From Plant Press, Vol. 19, No. 3, July 2016.
It has been an eventful year. Last summer when it became apparent that I would likely become Chair of the Department of Botany I realized that among many other things I would have to organize and orchestrate a spring symposium. A number of ideas floated through my head and suppressing panic, the strongest of all the ideas, I decided that a symposium on pollination biology might be interesting. I had dabbled with the subject early in my career and I knew that even though pollination biology per se is not a focus of research done here in the Museum, a symposium on this topic could easily underscore the valuable systematic and phylogenetic research done by our Botany and Entomology Departments and inform some of our research on the evolution of plants and insects. When I pitched the idea to Susan Pell of the U.S. Botanic Garden, our partner in this enterprise, she agreed and as they say the rest is history. Of course, a good number of Botany staff worked very hard to make this happen and I think we all should be very pleased with the result: an intellectually stimulating day with one of the largest registrations yet for our symposium series.
Another inherited project, which was planned before but inaugurated after I became Chair, is our digitization conveyor project (see The Plant Press 19(2): 6, 7. 2016). The scale of the accomplishments here in the last ten months is phenomenal. As of last week, 566,824 herbarium specimens have been digitized, their label data have been or are now being transcribed, and the specimen images and information will soon be fully searchable on our website. This is currently the largest herbarium digitization project in the Western Hemisphere and to put the scale of what has been accomplished into perspective, I need only add that the average size of the 3,200 institutional herbaria in the world is a modest 100,000 specimens! As with the symposium, this project also is a partnership. The Digitization Program Office (DPO) of the Smithsonian Institution has been a driving force, our principal benefactor, and the administrative contact with Picturae, the Dutch company that owns and runs the conveyor belt and that subcontracts the transcriptions being done in Suriname. The very hard work in getting us to this point has been that of not only the contractors employed by Picturae, but also Botany and Museum staff and contractors who planned the project, prepared the specimens for digitization, verified the transcriptions, and who are now importing the data into our collections database.
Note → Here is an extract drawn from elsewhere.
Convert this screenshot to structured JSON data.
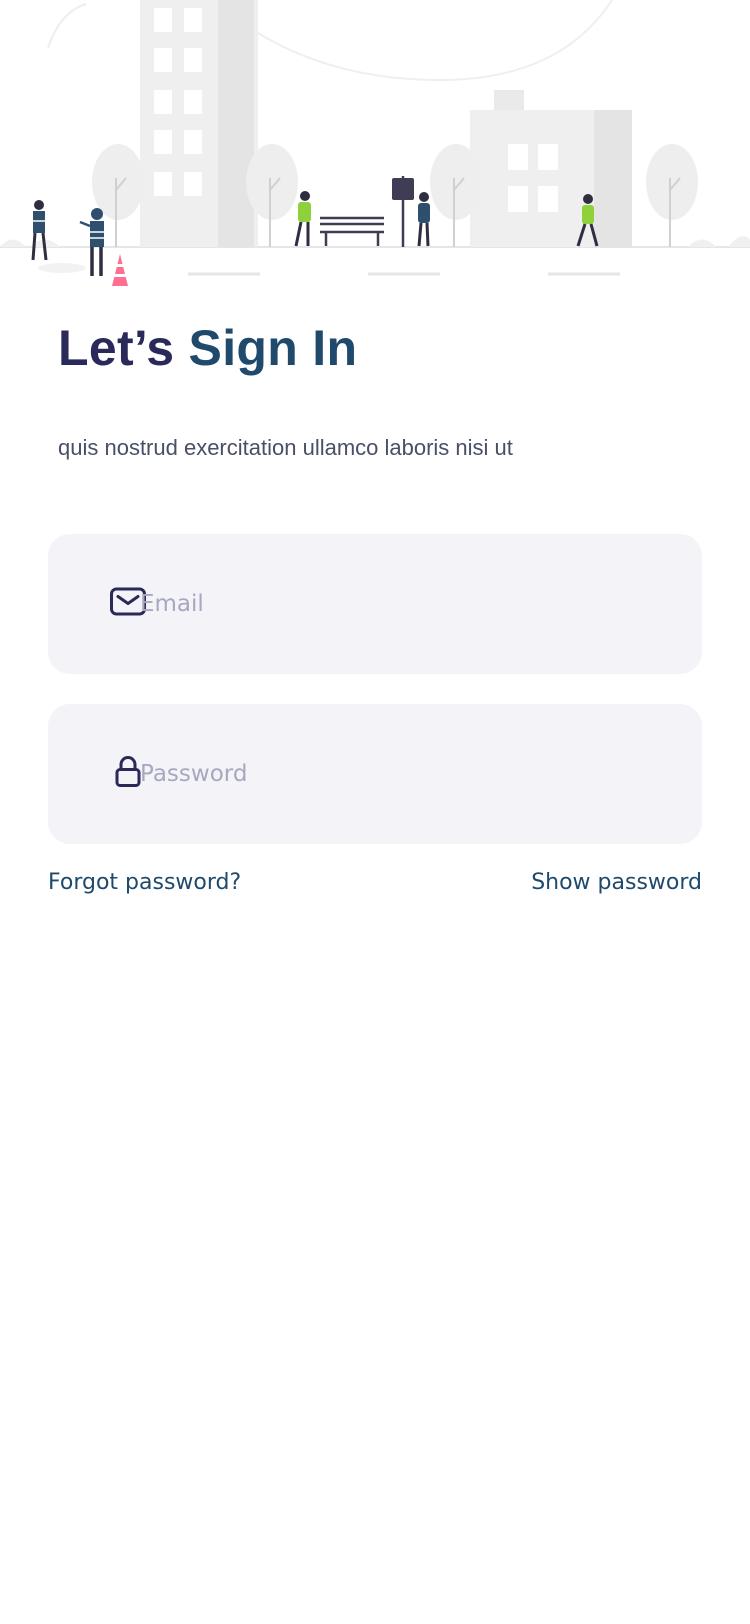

The past year has also seen a transformation in the U.S. National Herbarium, which although far from complete, augers well for the future. The new cases designed to house our bulky bamboo collections (see The Plant Press 19(2): 8. 2016) have been installed and the specimens transferred from the old cases to the new. We are poised as well to order new cases for the ferns and for an area currently used as our specimen sorting center and these will be in place before the end of the year. The sorting center will be relocated and this will provide room for us to expand the Asteraceae. The new cabinetry was purchased with monies awarded by the Smithsonian’s Collections Care and Preservation Fund (CCPF) for which we are extremely grateful. A separate CCPF grant is helping us to process a large backlog of grass specimens that will free up space and generate a significant amount of exchange material. A separate, moderately controversial change was the reintegration of the D.C. (District of Columbia) Herbarium into the main collection. Space and the need to focus staff resources on other matters drove this decision. In addition, we also came to the conclusion that the most efficient organization of the U.S. National Herbarium is to have the least number of separate collections possible.
Having taken stock of a few of our major activities where do we go now? There will be another Smithsonian Botanical Symposium in May 2017 and we have initiated a discussion with the U.S. Botanic Garden about the theme. We are continuing the digitization of the herbarium and are beginning to think about how we can use very large data sets to address and answer questions with herbarium specimens that we could not imagine doing before. We are reorganizing the phanerogamic portion of the herbarium as a prelude to converting our filing scheme to a modern one that better reflects our understanding of phylogeny. Finally, you might ask why these things matter. They matter because we are trying to support and improve our research on the systematics and evolution of plants, fungi (i.e., lichens), and algae.